You are precisely wrong. You are conflating the fact that the German Nazi government promoted eugenics with the idea that the meaning of "eugenics" changed meaning at that time. Regardless of who chooses to do it or why (or even how), deliberately trying to change breeding habits to people to bring about a desired change in genetics is eugenics.
(Incidentally, at that time eugenics was very popular with other governments too. this was the era when the US and UK governments forcibly sterilised thousands of people in insane asylums, and for offences such as being poor. The testing of immigrants for IQ at Ellis Island was part of this move too.)

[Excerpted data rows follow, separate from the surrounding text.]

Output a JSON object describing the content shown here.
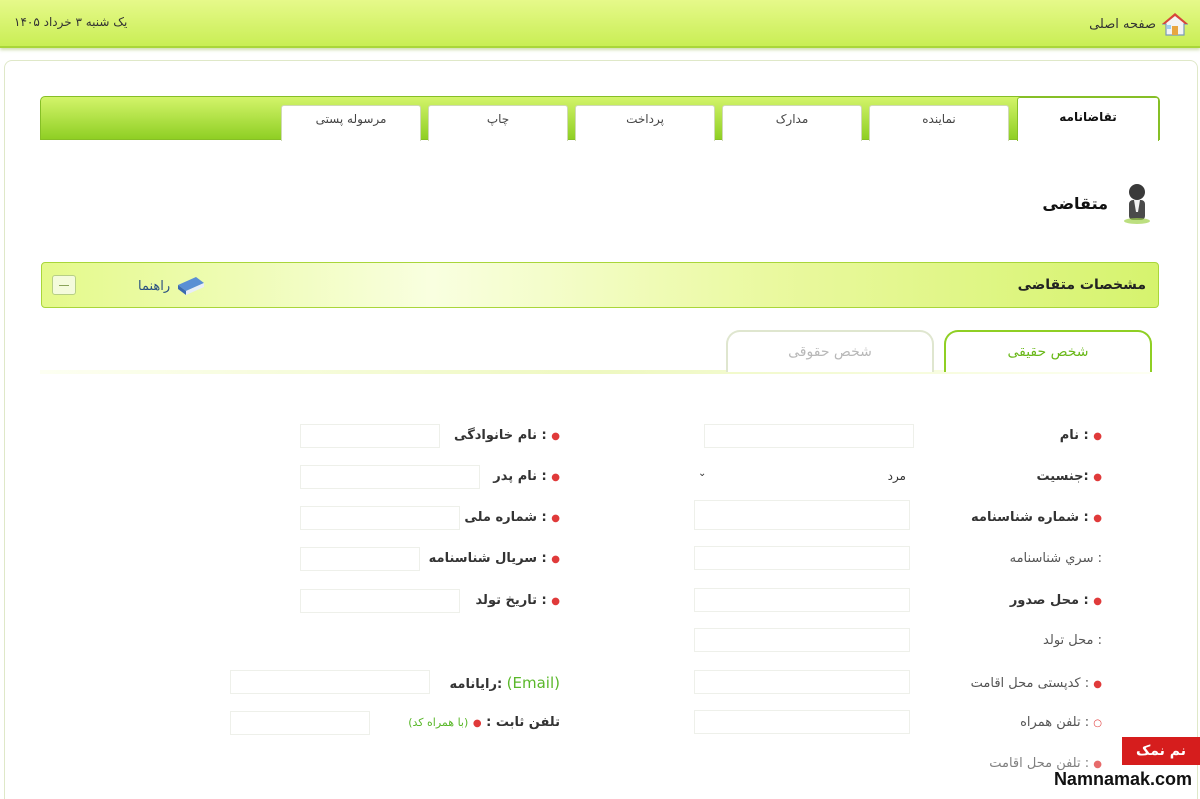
{
  "header": {
    "home_label": "صفحه اصلی",
    "date": "یک شنبه ۳ خرداد ۱۴۰۵"
  },
  "tabs": [
    {
      "label": "تقاضانامه",
      "active": true
    },
    {
      "label": "نماینده",
      "active": false
    },
    {
      "label": "مدارک",
      "active": false
    },
    {
      "label": "پرداخت",
      "active": false
    },
    {
      "label": "چاپ",
      "active": false
    },
    {
      "label": "مرسوله پستی",
      "active": false
    }
  ],
  "person": {
    "title": "متقاضی"
  },
  "section": {
    "title": "مشخصات متقاضی",
    "help_label": "راهنما"
  },
  "subtabs": [
    {
      "label": "شخص حقیقی",
      "active": true
    },
    {
      "label": "شخص حقوقی",
      "active": false
    }
  ],
  "form": {
    "first_name": {
      "label": "نام :",
      "required": "●"
    },
    "last_name": {
      "label": "نام خانوادگی :",
      "required": "●"
    },
    "gender": {
      "label": "جنسیت:",
      "required": "●",
      "value": "مرد",
      "arrow": "⌄"
    },
    "father_name": {
      "label": "نام پدر :",
      "required": "●"
    },
    "id_number": {
      "label": "شماره شناسنامه :",
      "required": "●"
    },
    "national_code": {
      "label": "شماره ملی :",
      "required": "●"
    },
    "id_series": {
      "label": "سري شناسنامه :"
    },
    "id_serial": {
      "label": "سریال شناسنامه :",
      "required": "●"
    },
    "issue_place": {
      "label": "محل صدور :",
      "required": "●"
    },
    "birth_date": {
      "label": "تاریخ تولد :",
      "required": "●"
    },
    "birth_place": {
      "label": "محل تولد :"
    },
    "postal_code": {
      "label": "کدپستی محل اقامت :",
      "required": "●"
    },
    "email": {
      "label": "رایانامه:",
      "hint": "(Email)"
    },
    "mobile": {
      "label": "تلفن همراه :",
      "required": "○"
    },
    "landline": {
      "label": "تلفن ثابت :",
      "required": "●",
      "hint": "(با همراه کد)"
    },
    "extra": {
      "label": "تلفن محل اقامت :",
      "required": "●"
    }
  },
  "watermark": {
    "badge": "نم نمک",
    "site": "Namnamak.com"
  },
  "colors": {
    "header_green": "#d8f46e",
    "tab_green": "#8fcf24",
    "active_subtab": "#6ab81a",
    "required": "#e03a3a",
    "hint": "#5ab82a"
  }
}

I'll expand on that "how" : there are two ways you can produce a change in gene frequencies in a population - you can cull some genes from the population (by sterilisation, or by murder - same outcome) OR you can try to persuade particular "desirable" groups to have more children - which is what Galton proposed in the 1870s and onwards, and deranged idiots like the "Quiverful" movement and the Catholic Church are continuing with to this day.
If you were a farmer, or a dog breeder, you too would be practising eugenics on the populations you control, though the term isn't generally used for non-human animals.